▸ Work task: Find the string "legend" in the records. Copy each line that has it.

(Collection entries)
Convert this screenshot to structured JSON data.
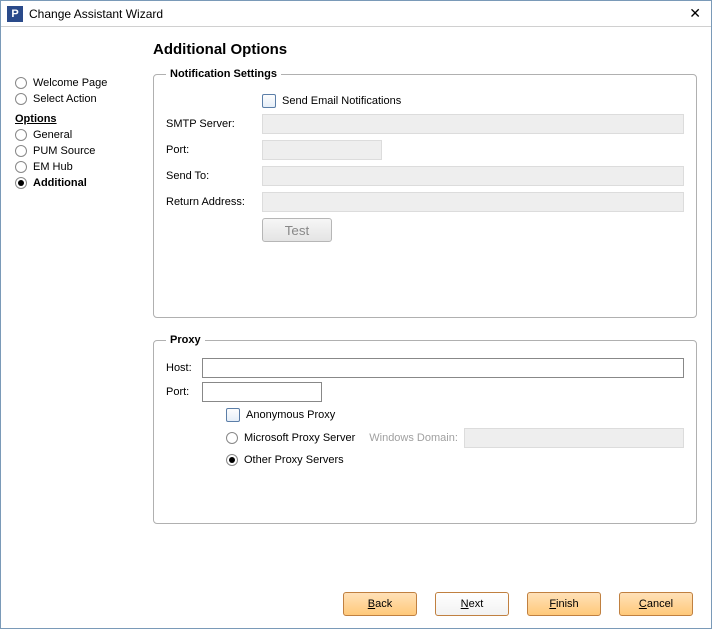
{
  "window": {
    "title": "Change Assistant Wizard",
    "app_icon_letter": "P"
  },
  "sidebar": {
    "items_top": [
      {
        "label": "Welcome Page",
        "selected": false
      },
      {
        "label": "Select Action",
        "selected": false
      }
    ],
    "options_heading": "Options",
    "items_options": [
      {
        "label": "General",
        "selected": false
      },
      {
        "label": "PUM Source",
        "selected": false
      },
      {
        "label": "EM Hub",
        "selected": false
      },
      {
        "label": "Additional",
        "selected": true
      }
    ]
  },
  "page": {
    "title": "Additional Options"
  },
  "notification": {
    "legend": "Notification Settings",
    "send_email_label": "Send Email Notifications",
    "smtp_label": "SMTP Server:",
    "port_label": "Port:",
    "sendto_label": "Send To:",
    "return_label": "Return Address:",
    "test_label": "Test",
    "smtp_value": "",
    "port_value": "",
    "sendto_value": "",
    "return_value": ""
  },
  "proxy": {
    "legend": "Proxy",
    "host_label": "Host:",
    "port_label": "Port:",
    "host_value": "",
    "port_value": "",
    "anon_label": "Anonymous Proxy",
    "ms_label": "Microsoft Proxy Server",
    "windows_domain_label": "Windows Domain:",
    "windows_domain_value": "",
    "other_label": "Other Proxy Servers",
    "selected": "other"
  },
  "footer": {
    "back": "Back",
    "next": "Next",
    "finish": "Finish",
    "cancel": "Cancel"
  }
}
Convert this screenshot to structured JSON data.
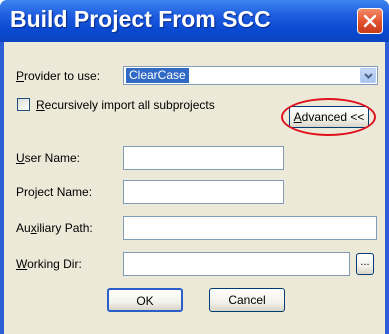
{
  "window": {
    "title": "Build Project From SCC"
  },
  "provider": {
    "label_mnemonic": "P",
    "label_rest": "rovider to use:",
    "value": "ClearCase"
  },
  "recursive": {
    "label_mnemonic": "R",
    "label_rest": "ecursively import all subprojects",
    "checked": false
  },
  "advanced": {
    "label_mnemonic": "A",
    "label_rest": "dvanced <<",
    "highlight_color": "#e0111d"
  },
  "fields": {
    "username": {
      "label_pre": "",
      "label_mnemonic": "U",
      "label_rest": "ser Name:",
      "value": ""
    },
    "project": {
      "label_pre": "Pro",
      "label_mnemonic": "j",
      "label_rest": "ect Name:",
      "value": ""
    },
    "aux": {
      "label_pre": "Au",
      "label_mnemonic": "x",
      "label_rest": "iliary Path:",
      "value": ""
    },
    "workdir": {
      "label_pre": "",
      "label_mnemonic": "W",
      "label_rest": "orking Dir:",
      "value": ""
    }
  },
  "buttons": {
    "ok": "OK",
    "cancel": "Cancel",
    "browse": "..."
  },
  "icons": {
    "close": "close-icon",
    "dropdown": "chevron-down-icon"
  },
  "colors": {
    "titlebar": "#0a4ad2",
    "close_button": "#e1502d",
    "dialog_face": "#ece9d8",
    "selection": "#316ac5"
  }
}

▸ Answer to the problem:
    "legend": "Notification Settings",
    "legend": "Proxy",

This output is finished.